After all, I stand in line to renew my residence permit with everyone else. I'm treated and classified no different. In fact, once people find out I'm American, I usually get pushed more and to the back of the line.

Kassandra said...

@mel: In this case I kind of liked that I was getting a reaction - even though it was mostly negative. Hopefully it made some of them think!

@beta: nice metaphor :)

@buru: well, thanks for the chapeau I suppose, but I was raised in Canada, y'know, so it's not like I was making a huge leap forward.

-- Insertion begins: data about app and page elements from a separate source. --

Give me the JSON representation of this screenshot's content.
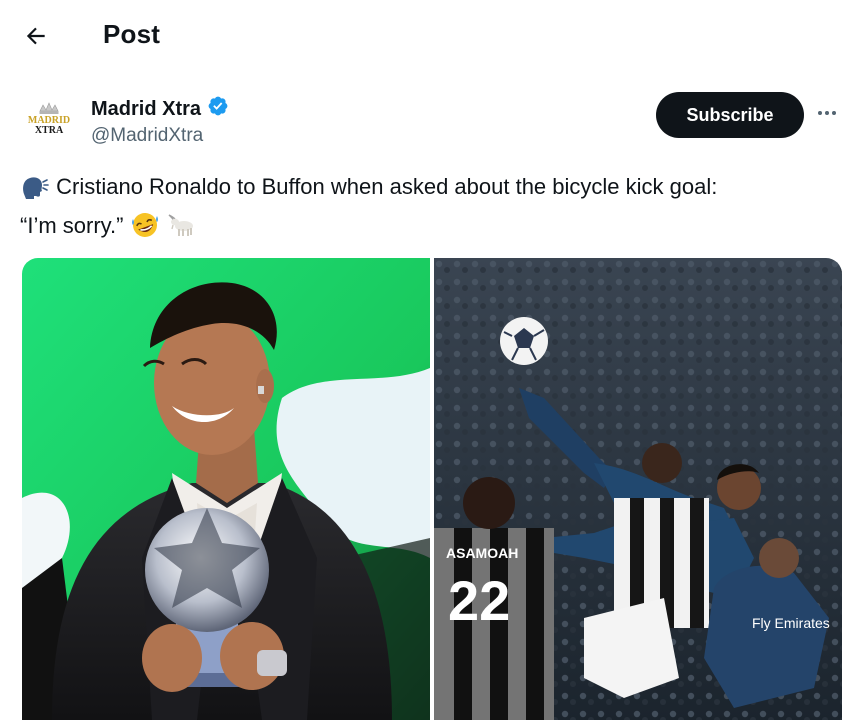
{
  "header": {
    "title": "Post",
    "back_icon": "arrow-left-icon"
  },
  "author": {
    "display_name": "Madrid Xtra",
    "handle": "@MadridXtra",
    "verified": true,
    "verified_color": "#1d9bf0",
    "avatar_text_top": "MADRID",
    "avatar_text_bottom": "XTRA"
  },
  "actions": {
    "subscribe_label": "Subscribe",
    "more_icon": "more-horizontal-icon"
  },
  "tweet": {
    "lead_emoji": "🗣️",
    "text_line1": "Cristiano Ronaldo to Buffon when asked about the bicycle kick goal:",
    "text_line2": "“I’m sorry.”",
    "trailing_emojis": "🤣🐐"
  },
  "media": {
    "photos": [
      {
        "description_icon": "photo-icon"
      },
      {
        "jersey_name": "ASAMOAH",
        "jersey_number": "22",
        "sponsor_text": "Fly Emirates"
      }
    ]
  },
  "colors": {
    "text_primary": "#0f1419",
    "text_secondary": "#536471",
    "button_dark": "#0f1419",
    "accent_blue": "#1d9bf0"
  }
}
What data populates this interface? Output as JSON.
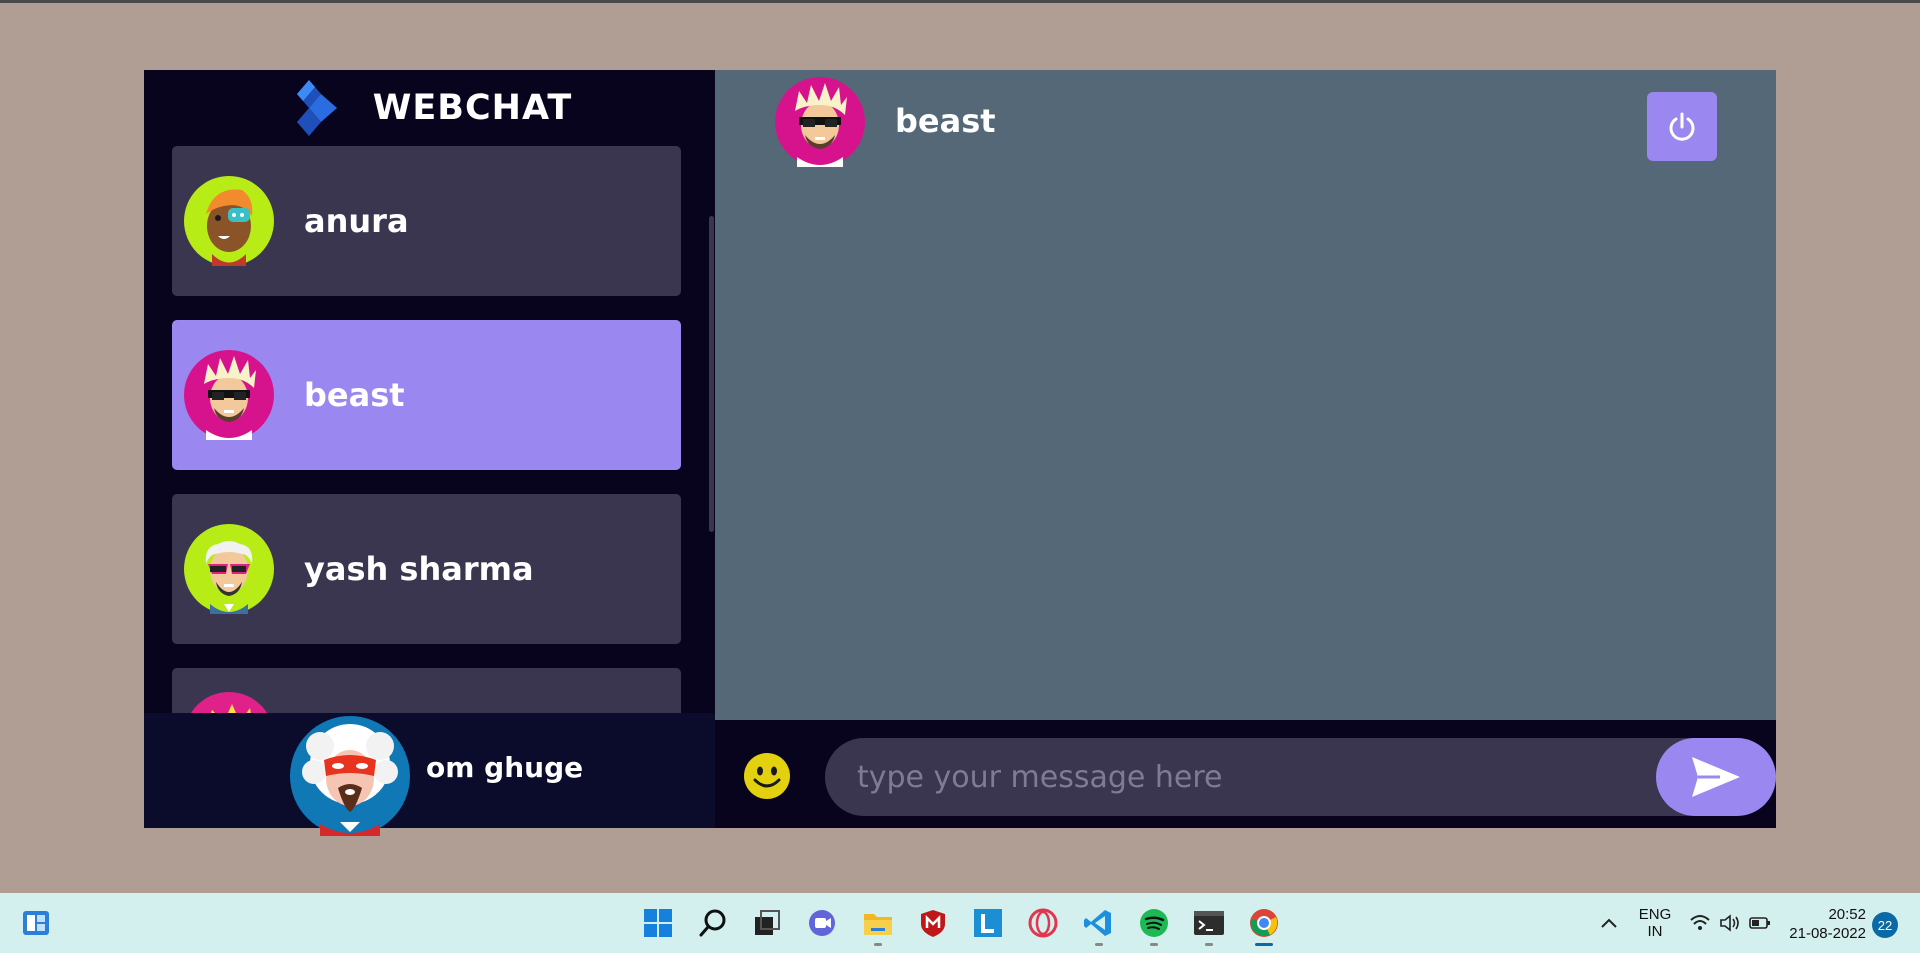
{
  "app": {
    "brand": "WEBCHAT",
    "contacts": [
      {
        "name": "anura",
        "avatar": "avatar-anura",
        "active": false
      },
      {
        "name": "beast",
        "avatar": "avatar-beast",
        "active": true
      },
      {
        "name": "yash sharma",
        "avatar": "avatar-yash",
        "active": false
      },
      {
        "name": "",
        "avatar": "avatar-partial",
        "active": false
      }
    ],
    "current_user": {
      "name": "om ghuge",
      "avatar": "avatar-om"
    },
    "chat": {
      "recipient": "beast",
      "logout_icon": "power-icon",
      "input_placeholder": "type your message here",
      "emoji_icon": "emoji-icon",
      "send_icon": "send-icon"
    },
    "colors": {
      "sidebar_bg": "#08041e",
      "card_bg": "#3a3650",
      "accent": "#9a87f0",
      "chat_bg": "#546877"
    }
  },
  "taskbar": {
    "apps": [
      "widgets-icon",
      "start-icon",
      "search-icon",
      "task-view-icon",
      "teams-icon",
      "file-explorer-icon",
      "mcafee-icon",
      "l-app-icon",
      "opera-icon",
      "vscode-icon",
      "spotify-icon",
      "terminal-icon",
      "chrome-icon"
    ],
    "language_line1": "ENG",
    "language_line2": "IN",
    "time": "20:52",
    "date": "21-08-2022",
    "notifications": "22"
  }
}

@pat: I was speaking in English as a matter of fact - and I could have been speaking Urdu and gotten the same reaction. It was not what was being said that was freaking some people out; just the fact that me, a 'nice girl' was talking to 'one of them', an immigrant.
In general, I try to avoid 'grousing about Greece' entirely, whether in front of other Greeks or not. But there is a big difference between grousing and between discussing serious issues that the country faces, which Greeks themselves are very fond of and which, as I have adopted this country as my own, I feel I have the right to join them in doing.
However, if I am saying something which may be difficult for some Greeks to accept, I'd rather have them hear it than not, at the risk of things being less 'pleasant'. Sometimes it's good for people to hear unpleasant truths and different points of view. Maybe if they hear enough of that kind of conversation they'll actually change their minds or become motivated themselves to do something about it.

@libero: well said! I couldn't agree more.

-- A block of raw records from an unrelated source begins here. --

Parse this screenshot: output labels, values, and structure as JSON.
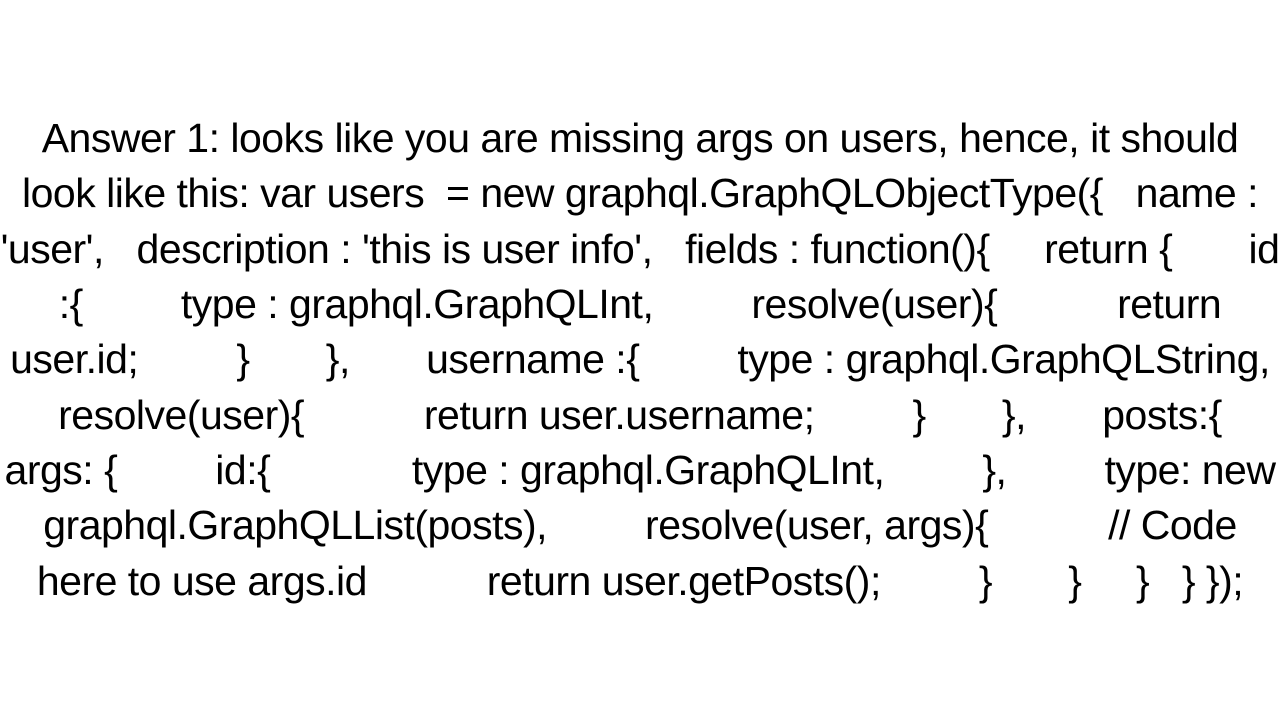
{
  "answer": {
    "text": "Answer 1: looks like you are missing args on users, hence, it should look like this: var users  = new graphql.GraphQLObjectType({   name : 'user',   description : 'this is user info',   fields : function(){     return {       id :{         type : graphql.GraphQLInt,         resolve(user){           return user.id;         }       },       username :{         type : graphql.GraphQLString,         resolve(user){           return user.username;         }       },       posts:{         args: {         id:{             type : graphql.GraphQLInt,         },         type: new graphql.GraphQLList(posts),         resolve(user, args){           // Code here to use args.id           return user.getPosts();         }       }     }   } });"
  }
}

@cat: maybe, but all the sites and blogs out there directed at us - Americans, Canadians and Brits living in foreign countries - are called 'expat' this and that, not 'immigrant'. I think if we saw a site called 'immigrant' blog our first assumption would be that it was for people from countries like Russia, China, Pakistan, and so on.

To everyone: here's a neat idea. Play a little word association game. Write down the word 'immigrant' on a piece of paper and then, without thinking, write down all the words it makes you think of below, including country names. Then do the same for the word 'expat'. I think the difference in the words the two call to mind will be striking... it is in my case, anyway.

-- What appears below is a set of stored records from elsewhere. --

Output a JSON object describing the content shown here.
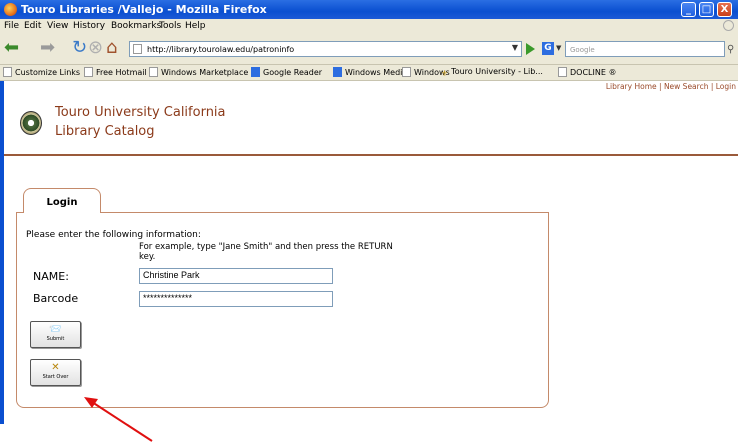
{
  "window": {
    "title": "Touro Libraries /Vallejo - Mozilla Firefox",
    "controls": [
      "_",
      "□",
      "X"
    ]
  },
  "menu": [
    "File",
    "Edit",
    "View",
    "History",
    "Bookmarks",
    "Tools",
    "Help"
  ],
  "nav": {
    "url": "http://library.tourolaw.edu/patroninfo",
    "search_engine_letter": "G",
    "search_placeholder": "Google"
  },
  "bookmarks": [
    {
      "label": "Customize Links",
      "icon": "page-icon"
    },
    {
      "label": "Free Hotmail",
      "icon": "page-icon"
    },
    {
      "label": "Windows Marketplace",
      "icon": "page-icon"
    },
    {
      "label": "Google Reader",
      "icon": "google-reader-icon"
    },
    {
      "label": "Windows Media",
      "icon": "windows-media-icon"
    },
    {
      "label": "Windows",
      "icon": "page-icon"
    },
    {
      "label": "Touro University - Lib...",
      "icon": "touro-icon"
    },
    {
      "label": "DOCLINE ®",
      "icon": "page-icon"
    }
  ],
  "page": {
    "top_links": {
      "home": "Library Home",
      "sep1": "|",
      "search": "New Search",
      "sep2": "|",
      "login": "Login"
    },
    "brand": {
      "line1": "Touro University California",
      "line2": "Library Catalog"
    },
    "tab_label": "Login",
    "instructions": "Please enter the following information:",
    "example": "For example, type \"Jane Smith\" and then press the RETURN key.",
    "name_label": "NAME:",
    "name_value": "Christine Park",
    "barcode_label": "Barcode",
    "barcode_value": "**************",
    "submit_label": "Submit",
    "startover_label": "Start Over"
  }
}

Pat said...

Kassandra, Word Association per your suggestion:

Immigrant: Albanian, Pakistani, poor, dirty, etc.

Expat: British, American, rich, well-spoken, country-clubs, pubs.

This is terrible! How did I even think of that so quick.

Kassandra said...

Pat, thanks for sharing.

Mine was:
Immigrant: illegal, poor, hardworking, persecuted, (quest for) better life, 3rd world, asylum-seeker,

Sun-seeker, Western, adventurous, foreign romance, affluent, permanently dissatisfied, culture shock, cliques

Kat said...

Well your original question was, "are we not immigrants, too?" And my answer was 'yes.'

You're right. All of the sites out there call us expats, and I'll bet they're from western/developed countries. That's their label.

But maybe I see this differently because I'm from a country where we're all immigrants and we know it. I know plenty of people from Russian, Afghanistan and Africa that I consider expats and they call themselves that as well.

Me, I'm an immigrant in my homeland and this country as well. No change.

AL said...

Immigrant = underpaid/ lower waged than locals

expat=overpaid with benefits.

enjoyed your thoughts. I am a brown skinned asian in athens too.

Anonymous said...

Miss your blog!

joe said...

Hey Casandra
My name is Joe Pinzone and I'm casting an international travel show about expats moving abroad. We'd love to film in Greece and wanted to know if you could help us find expats who have moved there within the last 1-2 years or have been there for 3-4 years, but recently moved into a new home. The show documents their move to a new country and will place the country in fabulous light. I wanted to know if you could help spread the word to expats living there or are close to moving. If you'd like more information, please give me a call at 212-231-7716 or skype me at joefromnyc. You can also email me at Looking forward to hearing from you.

Joe Pinzone
Casting Producer
P: 212-231-7716
Skype: Joefromnyc

Υδραυλικός Αθήνα said...

so nice blog !